- WORK TO COMPLETE
Across the entries below, how many lines have the word "true" in them? Respond with only the number.

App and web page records
....
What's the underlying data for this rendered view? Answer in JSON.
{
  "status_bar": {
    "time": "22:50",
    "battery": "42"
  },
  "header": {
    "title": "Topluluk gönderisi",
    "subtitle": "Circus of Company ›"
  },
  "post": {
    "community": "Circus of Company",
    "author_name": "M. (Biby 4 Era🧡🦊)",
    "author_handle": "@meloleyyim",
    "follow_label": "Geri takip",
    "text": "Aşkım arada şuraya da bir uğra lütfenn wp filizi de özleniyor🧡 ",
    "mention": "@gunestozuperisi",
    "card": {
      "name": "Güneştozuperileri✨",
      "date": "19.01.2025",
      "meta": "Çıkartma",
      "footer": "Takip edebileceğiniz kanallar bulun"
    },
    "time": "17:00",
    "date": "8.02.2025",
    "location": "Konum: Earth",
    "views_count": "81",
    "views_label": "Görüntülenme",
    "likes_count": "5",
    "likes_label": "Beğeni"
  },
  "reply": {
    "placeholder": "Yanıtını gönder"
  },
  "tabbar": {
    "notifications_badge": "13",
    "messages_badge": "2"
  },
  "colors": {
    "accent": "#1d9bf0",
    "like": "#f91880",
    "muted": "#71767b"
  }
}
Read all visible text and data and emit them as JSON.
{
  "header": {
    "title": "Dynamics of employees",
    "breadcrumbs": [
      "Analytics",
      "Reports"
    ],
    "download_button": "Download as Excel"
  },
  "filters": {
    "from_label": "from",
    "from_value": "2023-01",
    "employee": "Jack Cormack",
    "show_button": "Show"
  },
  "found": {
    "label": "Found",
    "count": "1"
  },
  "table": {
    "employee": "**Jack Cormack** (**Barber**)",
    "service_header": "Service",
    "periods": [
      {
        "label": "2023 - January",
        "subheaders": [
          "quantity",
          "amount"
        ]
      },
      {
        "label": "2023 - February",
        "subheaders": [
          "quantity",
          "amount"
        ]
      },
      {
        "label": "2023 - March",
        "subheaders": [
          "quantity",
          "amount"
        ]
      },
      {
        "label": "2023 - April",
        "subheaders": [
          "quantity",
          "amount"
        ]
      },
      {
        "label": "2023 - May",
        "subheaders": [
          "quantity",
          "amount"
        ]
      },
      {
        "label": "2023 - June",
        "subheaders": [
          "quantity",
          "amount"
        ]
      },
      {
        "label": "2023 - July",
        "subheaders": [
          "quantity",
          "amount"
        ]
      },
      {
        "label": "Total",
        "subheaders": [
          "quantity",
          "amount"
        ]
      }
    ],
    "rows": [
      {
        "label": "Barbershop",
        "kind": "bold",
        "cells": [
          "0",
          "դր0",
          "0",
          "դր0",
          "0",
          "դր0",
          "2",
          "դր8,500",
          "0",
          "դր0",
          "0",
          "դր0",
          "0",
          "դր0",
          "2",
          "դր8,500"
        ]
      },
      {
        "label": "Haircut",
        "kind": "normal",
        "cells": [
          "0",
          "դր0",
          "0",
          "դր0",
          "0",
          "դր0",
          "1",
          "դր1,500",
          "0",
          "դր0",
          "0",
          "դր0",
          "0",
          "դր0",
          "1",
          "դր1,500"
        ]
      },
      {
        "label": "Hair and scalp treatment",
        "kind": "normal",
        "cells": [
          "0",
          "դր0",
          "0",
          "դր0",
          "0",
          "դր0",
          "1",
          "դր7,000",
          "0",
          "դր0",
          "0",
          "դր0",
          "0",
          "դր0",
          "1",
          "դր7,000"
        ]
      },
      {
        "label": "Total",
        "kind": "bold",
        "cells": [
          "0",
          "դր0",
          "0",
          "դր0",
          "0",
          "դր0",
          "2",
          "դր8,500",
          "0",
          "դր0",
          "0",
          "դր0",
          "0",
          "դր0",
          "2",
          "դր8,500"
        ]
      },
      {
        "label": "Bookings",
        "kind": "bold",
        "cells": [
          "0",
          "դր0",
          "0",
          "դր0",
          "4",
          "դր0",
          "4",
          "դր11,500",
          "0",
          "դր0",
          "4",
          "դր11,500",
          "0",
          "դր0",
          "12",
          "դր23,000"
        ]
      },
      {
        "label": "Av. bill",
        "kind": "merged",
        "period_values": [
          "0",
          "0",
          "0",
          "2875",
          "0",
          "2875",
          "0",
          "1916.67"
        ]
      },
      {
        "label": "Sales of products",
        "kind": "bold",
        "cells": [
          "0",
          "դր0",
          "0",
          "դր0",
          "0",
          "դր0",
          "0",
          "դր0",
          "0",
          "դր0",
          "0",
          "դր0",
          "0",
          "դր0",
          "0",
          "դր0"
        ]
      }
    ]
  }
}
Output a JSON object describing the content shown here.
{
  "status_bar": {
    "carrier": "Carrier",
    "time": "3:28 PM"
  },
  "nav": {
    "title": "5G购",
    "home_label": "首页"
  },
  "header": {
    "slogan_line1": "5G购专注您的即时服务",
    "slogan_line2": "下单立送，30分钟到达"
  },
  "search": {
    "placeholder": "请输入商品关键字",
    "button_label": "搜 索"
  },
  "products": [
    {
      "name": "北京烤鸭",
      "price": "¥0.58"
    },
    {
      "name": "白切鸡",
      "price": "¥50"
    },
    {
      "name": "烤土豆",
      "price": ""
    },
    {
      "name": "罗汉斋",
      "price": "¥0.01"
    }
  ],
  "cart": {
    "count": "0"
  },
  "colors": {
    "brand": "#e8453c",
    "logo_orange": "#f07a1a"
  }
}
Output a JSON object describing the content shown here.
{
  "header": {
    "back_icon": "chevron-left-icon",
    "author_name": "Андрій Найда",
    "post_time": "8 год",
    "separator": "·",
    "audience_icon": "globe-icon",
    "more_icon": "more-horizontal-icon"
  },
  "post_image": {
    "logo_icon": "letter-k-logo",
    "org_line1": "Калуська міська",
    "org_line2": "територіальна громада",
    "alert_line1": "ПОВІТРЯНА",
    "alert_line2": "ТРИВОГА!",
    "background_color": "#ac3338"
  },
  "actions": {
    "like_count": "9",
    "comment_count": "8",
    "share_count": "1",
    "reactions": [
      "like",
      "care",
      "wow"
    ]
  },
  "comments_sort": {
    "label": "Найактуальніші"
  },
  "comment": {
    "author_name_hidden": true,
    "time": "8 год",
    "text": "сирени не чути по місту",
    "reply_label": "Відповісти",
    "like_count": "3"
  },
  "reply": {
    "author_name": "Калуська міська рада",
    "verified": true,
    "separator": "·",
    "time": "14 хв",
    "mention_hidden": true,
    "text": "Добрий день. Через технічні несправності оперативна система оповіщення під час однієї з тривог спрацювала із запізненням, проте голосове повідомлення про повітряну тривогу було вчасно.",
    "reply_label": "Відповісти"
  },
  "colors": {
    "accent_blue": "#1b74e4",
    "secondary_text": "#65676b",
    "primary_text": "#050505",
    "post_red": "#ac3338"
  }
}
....
- RESULT OF THE TASK
3